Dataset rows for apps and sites
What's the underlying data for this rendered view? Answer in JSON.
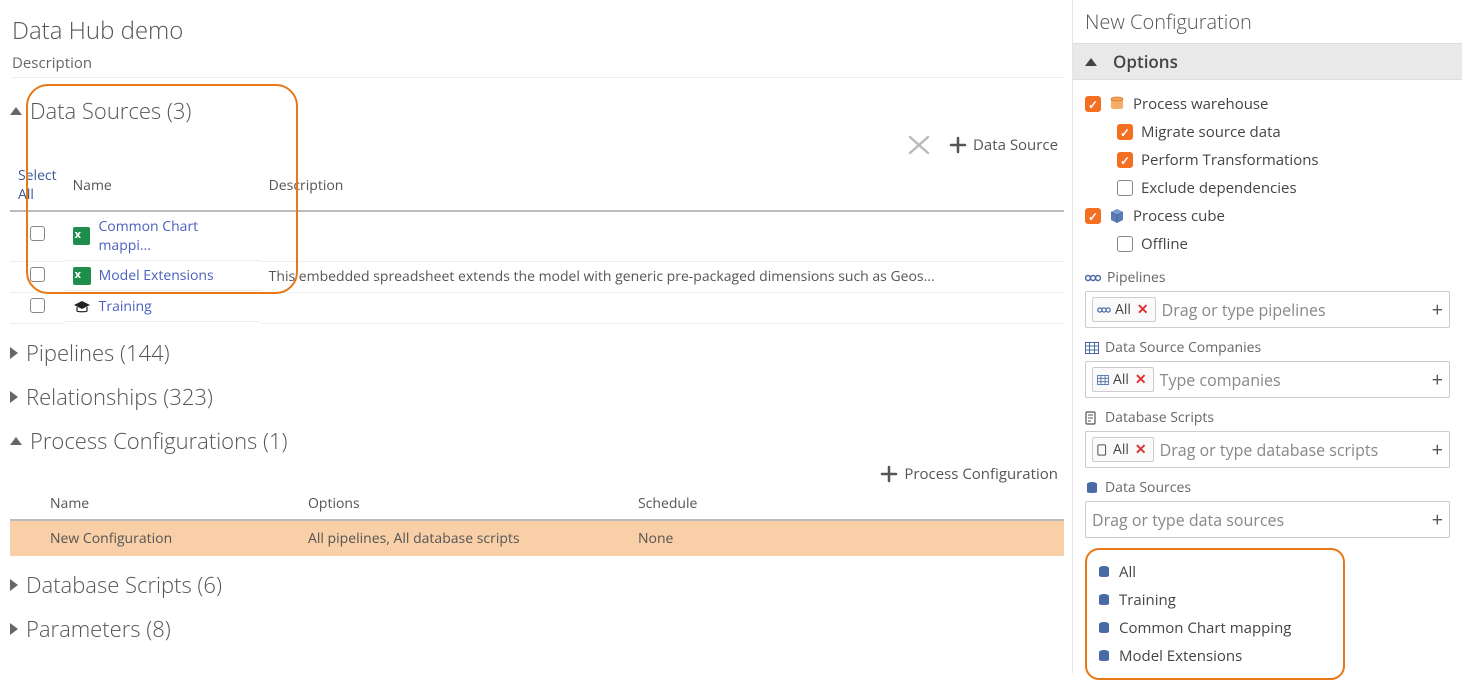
{
  "page": {
    "title": "Data Hub demo",
    "subtitle": "Description"
  },
  "sections": {
    "dataSources": {
      "label": "Data Sources (3)",
      "open": true
    },
    "pipelines": {
      "label": "Pipelines (144)",
      "open": false
    },
    "relationships": {
      "label": "Relationships (323)",
      "open": false
    },
    "processCfg": {
      "label": "Process Configurations (1)",
      "open": true
    },
    "dbScripts": {
      "label": "Database Scripts (6)",
      "open": false
    },
    "parameters": {
      "label": "Parameters (8)",
      "open": false
    }
  },
  "dsToolbar": {
    "delete": "",
    "add": "Data Source"
  },
  "dsTable": {
    "headers": {
      "selectAll": "Select All",
      "name": "Name",
      "desc": "Description"
    },
    "rows": [
      {
        "name": "Common Chart mappi...",
        "desc": "",
        "icon": "excel"
      },
      {
        "name": "Model Extensions",
        "desc": "This embedded spreadsheet extends the model with generic pre-packaged dimensions such as Geos...",
        "icon": "excel"
      },
      {
        "name": "Training",
        "desc": "",
        "icon": "grad"
      }
    ]
  },
  "pcToolbar": {
    "add": "Process Configuration"
  },
  "pcTable": {
    "headers": {
      "name": "Name",
      "options": "Options",
      "schedule": "Schedule"
    },
    "rows": [
      {
        "name": "New Configuration",
        "options": "All pipelines, All database scripts",
        "schedule": "None"
      }
    ]
  },
  "right": {
    "title": "New Configuration",
    "optionsHdr": "Options",
    "opts": {
      "warehouse": "Process warehouse",
      "migrate": "Migrate source data",
      "transforms": "Perform Transformations",
      "exclude": "Exclude dependencies",
      "cube": "Process cube",
      "offline": "Offline"
    },
    "pipelines": {
      "hdr": "Pipelines",
      "chip": "All",
      "ph": "Drag or type pipelines"
    },
    "dscomp": {
      "hdr": "Data Source Companies",
      "chip": "All",
      "ph": "Type companies"
    },
    "dbscripts": {
      "hdr": "Database Scripts",
      "chip": "All",
      "ph": "Drag or type database scripts"
    },
    "datasources": {
      "hdr": "Data Sources",
      "ph": "Drag or type data sources"
    },
    "dsDropdown": [
      "All",
      "Training",
      "Common Chart mapping",
      "Model Extensions"
    ]
  }
}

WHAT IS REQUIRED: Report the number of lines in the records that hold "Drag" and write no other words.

OUTPUT BELOW: 3